With nearly 300 planets now known beyond the solar system, astronomers are honing their hunting skills, trying to determine which stars are most likely to harbor planets that resemble Earth. A four-year study of 400 stars, most of them similar to the sun, have yielded what astronomers are calling a “remarkable” and unprecedented statistic.
As many as 30 percent of sunlike stars possess close-in, relatively small planets — only four to 30 times as heavy as Earth. These are small enough to have a solid, rocky surface like Earth’s or an icy one like Neptune’s. The planets all lie near their parent star and take less than 50 days to complete an orbit.
Christophe Lovis of Geneva Observatory in Switzerland and his colleagues base their findings on a search for tiny wobbles, induced by the tug of small, unseen planets, in the motion of several hundred F, G and K stars. Such stars range from 0.7 to 1.2 times the mass of the sun. (The sun is a G type star.) The researchers measured the wobbles, indicated by periodic shifts in the wavelength of starlight, using a sensitive spectrometer called HARPS, for High Accuracy Radial velocity Planetary Search, on the European Southern Observatory’s 3.6-meter telescope in La Silla, Chile.

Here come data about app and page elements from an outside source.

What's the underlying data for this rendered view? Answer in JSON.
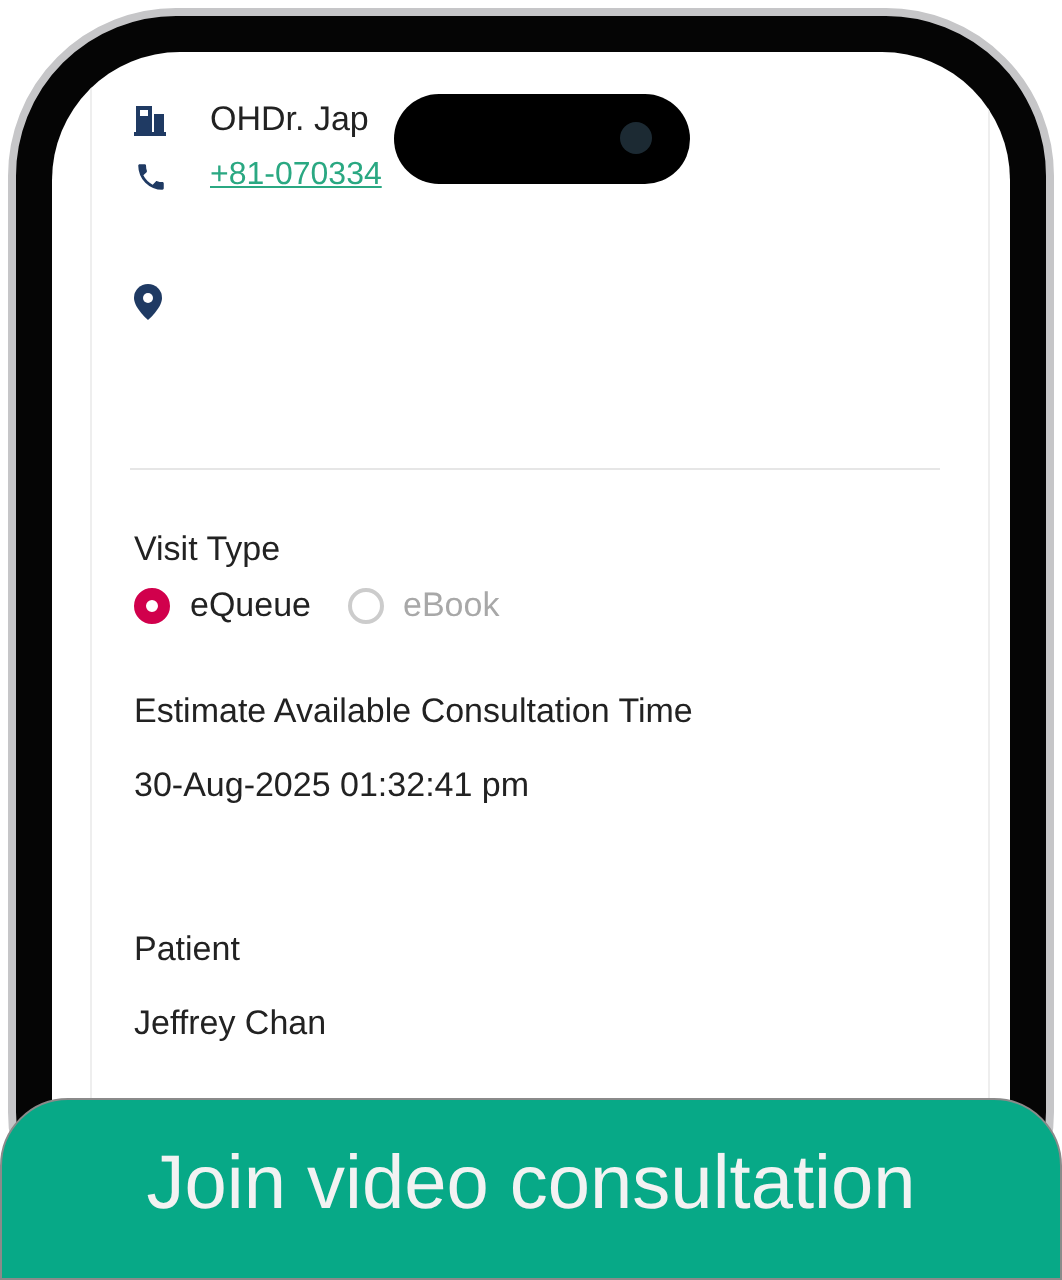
{
  "contact": {
    "clinic": "OHDr. Jap",
    "phone": "+81-070334"
  },
  "visit_type": {
    "label": "Visit Type",
    "options": [
      {
        "label": "eQueue",
        "selected": true
      },
      {
        "label": "eBook",
        "selected": false
      }
    ]
  },
  "fields": [
    {
      "label": "Estimate Available Consultation Time",
      "value": "30-Aug-2025 01:32:41 pm"
    },
    {
      "label": "Patient",
      "value": "Jeffrey Chan"
    }
  ],
  "action_button": "Join video consultation"
}
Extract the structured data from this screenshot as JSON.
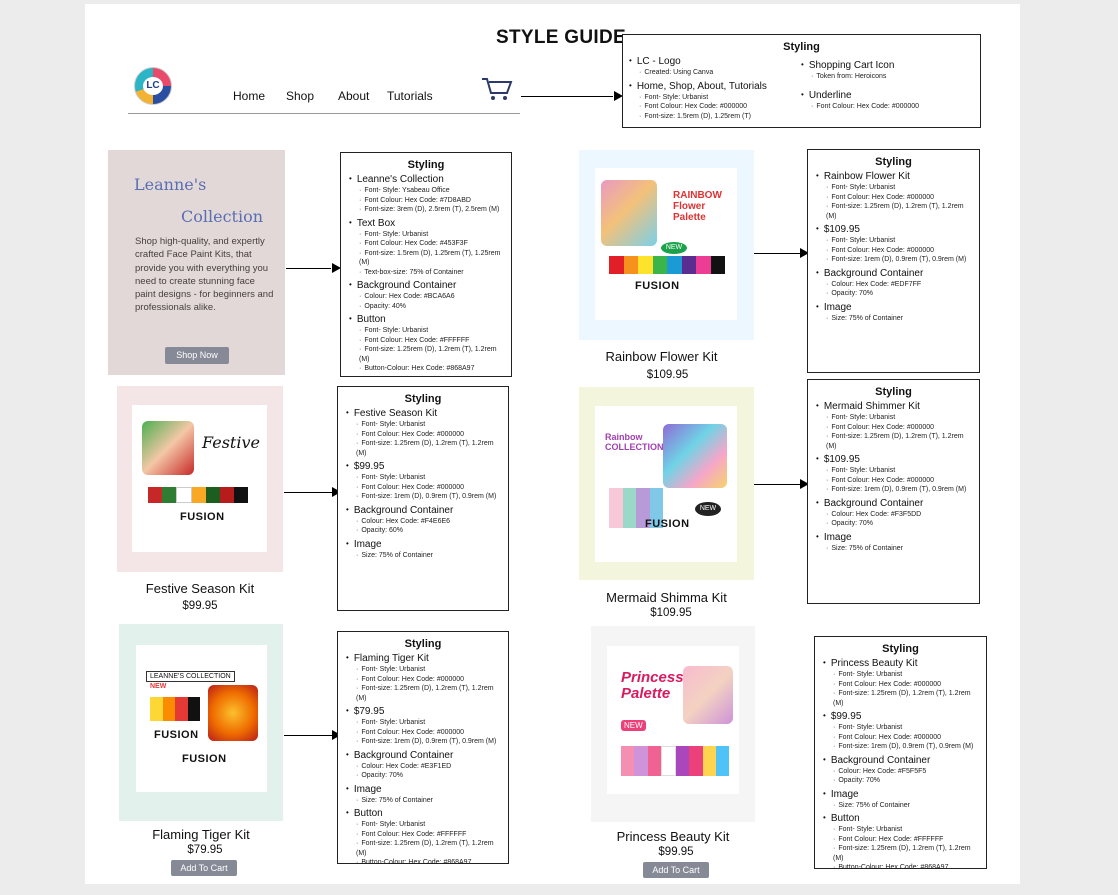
{
  "title": "STYLE GUIDE",
  "nav": {
    "logo_text": "LC",
    "links": [
      "Home",
      "Shop",
      "About",
      "Tutorials"
    ]
  },
  "header_styling": {
    "heading": "Styling",
    "left": [
      {
        "title": "LC - Logo",
        "lines": [
          "Created: Using Canva"
        ]
      },
      {
        "title": "Home, Shop, About, Tutorials",
        "lines": [
          "Font- Style: Urbanist",
          "Font Colour: Hex Code: #000000",
          "Font-size: 1.5rem (D), 1.25rem (T)"
        ]
      }
    ],
    "right": [
      {
        "title": "Shopping Cart Icon",
        "lines": [
          "Token from: Heroicons"
        ]
      },
      {
        "title": "Underline",
        "lines": [
          "Font Colour: Hex Code: #000000"
        ]
      }
    ]
  },
  "hero": {
    "title1": "Leanne's",
    "title2": "Collection",
    "text": "Shop high-quality, and expertly crafted Face Paint Kits, that provide you with everything you need to create stunning face paint designs - for beginners and professionals alike.",
    "button": "Shop Now"
  },
  "hero_styling": {
    "heading": "Styling",
    "sections": [
      {
        "title": "Leanne's Collection",
        "lines": [
          "Font- Style: Ysabeau Office",
          "Font Colour: Hex Code: #7D8ABD",
          "Font-size: 3rem (D), 2.5rem (T), 2.5rem (M)"
        ]
      },
      {
        "title": "Text Box",
        "lines": [
          "Font- Style: Urbanist",
          "Font Colour: Hex Code: #453F3F",
          "Font-size: 1.5rem (D), 1.25rem (T), 1.25rem (M)",
          "Text-box-size: 75% of Container"
        ]
      },
      {
        "title": "Background Container",
        "lines": [
          "Colour: Hex Code: #BCA6A6",
          "Opacity: 40%"
        ]
      },
      {
        "title": "Button",
        "lines": [
          "Font- Style: Urbanist",
          "Font Colour: Hex Code: #FFFFFF",
          "Font-size: 1.25rem (D), 1.2rem (T), 1.2rem (M)",
          "Button-Colour: Hex Code: #868A97"
        ]
      }
    ]
  },
  "products": {
    "rainbow": {
      "name": "Rainbow Flower Kit",
      "price": "$109.95",
      "bg": "#edf7ff",
      "art": {
        "brand": "FUSION",
        "label": "RAINBOW Flower Palette",
        "badge": "NEW"
      },
      "styling": {
        "heading": "Styling",
        "sections": [
          {
            "title": "Rainbow Flower Kit",
            "lines": [
              "Font- Style: Urbanist",
              "Font Colour: Hex Code: #000000",
              "Font-size: 1.25rem (D), 1.2rem (T), 1.2rem (M)"
            ]
          },
          {
            "title": "$109.95",
            "lines": [
              "Font- Style: Urbanist",
              "Font Colour: Hex Code: #000000",
              "Font-size: 1rem (D), 0.9rem (T), 0.9rem (M)"
            ]
          },
          {
            "title": "Background Container",
            "lines": [
              "Colour: Hex Code: #EDF7FF",
              "Opacity: 70%"
            ]
          },
          {
            "title": "Image",
            "lines": [
              "Size: 75% of Container"
            ]
          }
        ]
      }
    },
    "festive": {
      "name": "Festive Season Kit",
      "price": "$99.95",
      "bg": "#f4e6e6",
      "art": {
        "brand": "FUSION",
        "label": "Festive"
      },
      "styling": {
        "heading": "Styling",
        "sections": [
          {
            "title": "Festive Season Kit",
            "lines": [
              "Font- Style: Urbanist",
              "Font Colour: Hex Code: #000000",
              "Font-size: 1.25rem (D), 1.2rem (T), 1.2rem (M)"
            ]
          },
          {
            "title": "$99.95",
            "lines": [
              "Font- Style: Urbanist",
              "Font Colour: Hex Code: #000000",
              "Font-size: 1rem (D), 0.9rem (T), 0.9rem (M)"
            ]
          },
          {
            "title": "Background Container",
            "lines": [
              "Colour: Hex Code: #F4E6E6",
              "Opacity: 60%"
            ]
          },
          {
            "title": "Image",
            "lines": [
              "Size: 75% of Container"
            ]
          }
        ]
      }
    },
    "mermaid": {
      "name": "Mermaid Shimma Kit",
      "price": "$109.95",
      "bg": "#f3f5dd",
      "art": {
        "brand": "FUSION",
        "label": "Rainbow COLLECTION",
        "badge": "NEW"
      },
      "styling": {
        "heading": "Styling",
        "sections": [
          {
            "title": "Mermaid Shimmer Kit",
            "lines": [
              "Font- Style: Urbanist",
              "Font Colour: Hex Code: #000000",
              "Font-size: 1.25rem (D), 1.2rem (T), 1.2rem (M)"
            ]
          },
          {
            "title": "$109.95",
            "lines": [
              "Font- Style: Urbanist",
              "Font Colour: Hex Code: #000000",
              "Font-size: 1rem (D), 0.9rem (T), 0.9rem (M)"
            ]
          },
          {
            "title": "Background Container",
            "lines": [
              "Colour: Hex Code: #F3F5DD",
              "Opacity: 70%"
            ]
          },
          {
            "title": "Image",
            "lines": [
              "Size: 75% of Container"
            ]
          }
        ]
      }
    },
    "tiger": {
      "name": "Flaming Tiger Kit",
      "price": "$79.95",
      "bg": "#e3f1ed",
      "button": "Add To Cart",
      "art": {
        "brand": "FUSION",
        "label": "LEANNE'S COLLECTION",
        "badge": "NEW"
      },
      "styling": {
        "heading": "Styling",
        "sections": [
          {
            "title": "Flaming Tiger Kit",
            "lines": [
              "Font- Style: Urbanist",
              "Font Colour: Hex Code: #000000",
              "Font-size: 1.25rem (D), 1.2rem (T), 1.2rem (M)"
            ]
          },
          {
            "title": "$79.95",
            "lines": [
              "Font- Style: Urbanist",
              "Font Colour: Hex Code: #000000",
              "Font-size: 1rem (D), 0.9rem (T), 0.9rem (M)"
            ]
          },
          {
            "title": "Background Container",
            "lines": [
              "Colour: Hex Code: #E3F1ED",
              "Opacity: 70%"
            ]
          },
          {
            "title": "Image",
            "lines": [
              "Size: 75% of Container"
            ]
          },
          {
            "title": "Button",
            "lines": [
              "Font- Style: Urbanist",
              "Font Colour: Hex Code: #FFFFFF",
              "Font-size: 1.25rem (D), 1.2rem (T), 1.2rem (M)",
              "Button-Colour: Hex Code: #868A97"
            ]
          }
        ]
      }
    },
    "princess": {
      "name": "Princess Beauty Kit",
      "price": "$99.95",
      "bg": "#f5f5f5",
      "button": "Add To Cart",
      "art": {
        "label": "Princess Palette",
        "badge": "NEW"
      },
      "styling": {
        "heading": "Styling",
        "sections": [
          {
            "title": "Princess Beauty Kit",
            "lines": [
              "Font- Style: Urbanist",
              "Font Colour: Hex Code: #000000",
              "Font-size: 1.25rem (D), 1.2rem (T), 1.2rem (M)"
            ]
          },
          {
            "title": "$99.95",
            "lines": [
              "Font- Style: Urbanist",
              "Font Colour: Hex Code: #000000",
              "Font-size: 1rem (D), 0.9rem (T), 0.9rem (M)"
            ]
          },
          {
            "title": "Background Container",
            "lines": [
              "Colour: Hex Code: #F5F5F5",
              "Opacity: 70%"
            ]
          },
          {
            "title": "Image",
            "lines": [
              "Size: 75% of Container"
            ]
          },
          {
            "title": "Button",
            "lines": [
              "Font- Style: Urbanist",
              "Font Colour: Hex Code: #FFFFFF",
              "Font-size: 1.25rem (D), 1.2rem (T), 1.2rem (M)",
              "Button-Colour: Hex Code: #868A97"
            ]
          }
        ]
      }
    }
  },
  "colors": {
    "accent": "#7d8abd",
    "button": "#868a97",
    "text": "#453f3f"
  }
}
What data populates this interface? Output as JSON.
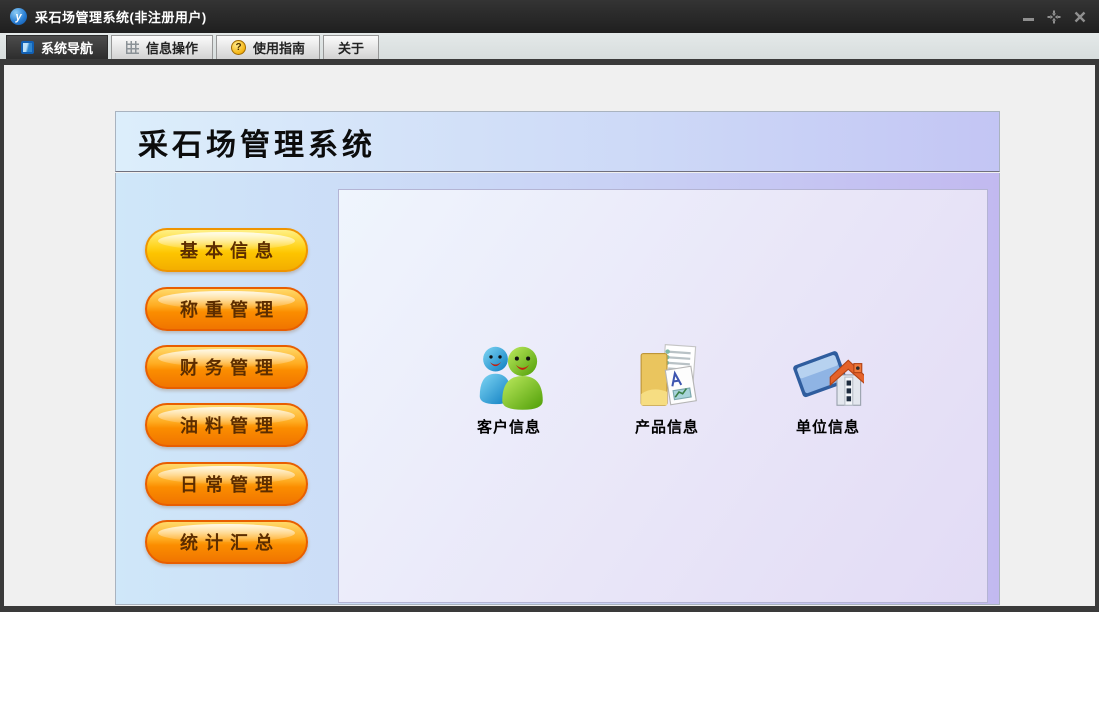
{
  "window": {
    "title": "采石场管理系统(非注册用户)",
    "app_icon_letter": "y"
  },
  "tabbar": {
    "tabs": [
      {
        "label": "系统导航",
        "active": true
      },
      {
        "label": "信息操作",
        "active": false
      },
      {
        "label": "使用指南",
        "active": false
      },
      {
        "label": "关于",
        "active": false
      }
    ],
    "help_icon_glyph": "?"
  },
  "main": {
    "heading": "采石场管理系统",
    "nav_buttons": [
      {
        "label": "基本信息",
        "state": "selected"
      },
      {
        "label": "称重管理",
        "state": "normal"
      },
      {
        "label": "财务管理",
        "state": "normal"
      },
      {
        "label": "油料管理",
        "state": "normal"
      },
      {
        "label": "日常管理",
        "state": "normal"
      },
      {
        "label": "统计汇总",
        "state": "normal"
      }
    ],
    "shortcuts": [
      {
        "label": "客户信息",
        "icon": "customers-icon"
      },
      {
        "label": "产品信息",
        "icon": "products-folder-icon"
      },
      {
        "label": "单位信息",
        "icon": "organization-building-icon"
      }
    ]
  },
  "colors": {
    "titlebar": "#262626",
    "tab_active": "#3a3a3a",
    "nav_button_orange": "#fb8d00",
    "nav_button_selected_yellow": "#ffcc00",
    "banner_start": "#dceefb",
    "banner_end": "#c3c5f4",
    "content_left": "#cfe7f9",
    "content_right": "#c2b9f0"
  }
}
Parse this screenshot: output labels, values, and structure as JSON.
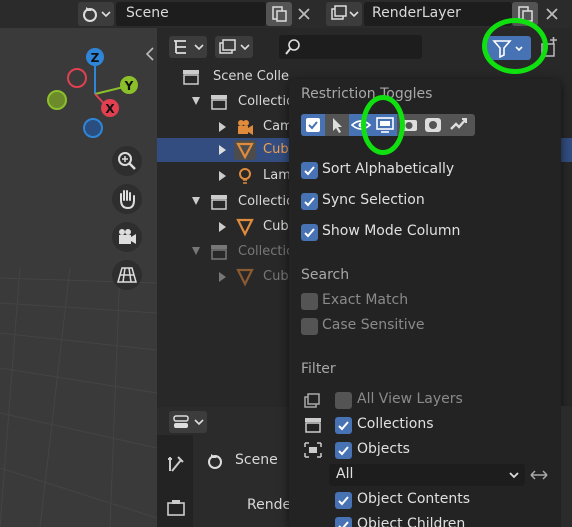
{
  "header": {
    "scene_name": "Scene",
    "view_layer_name": "RenderLayer"
  },
  "outliner": {
    "rows": [
      {
        "label": "Scene Colle"
      },
      {
        "label": "Collection"
      },
      {
        "label": "Cam"
      },
      {
        "label": "Cub"
      },
      {
        "label": "Lam"
      },
      {
        "label": "Collection"
      },
      {
        "label": "Cub"
      },
      {
        "label": "Collection"
      },
      {
        "label": "Cub"
      }
    ]
  },
  "popover": {
    "restriction_title": "Restriction Toggles",
    "sort_alphabetically": "Sort Alphabetically",
    "sync_selection": "Sync Selection",
    "show_mode_column": "Show Mode Column",
    "search_title": "Search",
    "exact_match": "Exact Match",
    "case_sensitive": "Case Sensitive",
    "filter_title": "Filter",
    "all_view_layers": "All View Layers",
    "collections": "Collections",
    "objects": "Objects",
    "object_filter_value": "All",
    "object_contents": "Object Contents",
    "object_children": "Object Children"
  },
  "properties": {
    "scene_label": "Scene",
    "render_label": "Rende"
  },
  "gizmo": {
    "x": "X",
    "y": "Y",
    "z": "Z"
  },
  "colors": {
    "accent_blue": "#4772b3",
    "selected_row": "#334d80",
    "annotation_green": "#10e010",
    "axis_x": "#e04050",
    "axis_y": "#8bc02b",
    "axis_z": "#2f86d9"
  }
}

Lovis and his collaborators found signs of 45 low-mass planets among a subset of the stars. These include at least eight superEarths — objects that are likely to have rocky surfaces and have between about four and 10 times Earth’s mass. Heavier objects, up to 30 times Earth’s mass, are classified as ice giants or Neptune-like planets, which would have an icy surface and an atmosphere composed mainly of hydrogen and helium.
Lovis presented the findings May 20 in Cambridge, Mass., at an International Astronomical Union conference on extrasolar planets.
At this point, most of the 45 orbs are only candidate planets because their existence has to be confirmed by further spectroscopic study, Lovis emphasizes. None of the putative planets would be habitable because they lie too close to the blistering heat of their parent star.
Because the findings are still tentative, Lovis declined to provide the location or names of the stars. However, veteran planet hunter Michel Mayor of Geneva Observatory is expected to officially announce the discovery of three of these objects, all superEarths orbiting the same star, in mid-June at a meeting in Nantes, France on extrasolar planets. The announcement will be the first time researchers have detected such a low-mass trio around a single star.
The notion that 30 percent of all sunlike stars have close-in superEarths or superNeptunes is “really remarkable,” comments theorist Sara Seager of MIT. “That’s a huge number,” she says.
Researchers, she notes, had previously found that about 10 percent of sunlike stars have hot Jupiters—behemoths that orbit their stars at distances much closer than Mercury, the solar system’s innermost planet, orbits the sun. Putting that number together with the estimate from Lovis’ team, “that means that 40 percent of sunlike stars have planetary systems very different from our own,” Seager notes. “And that is sobering.”
By Ron Cowen
May 23rd, 2008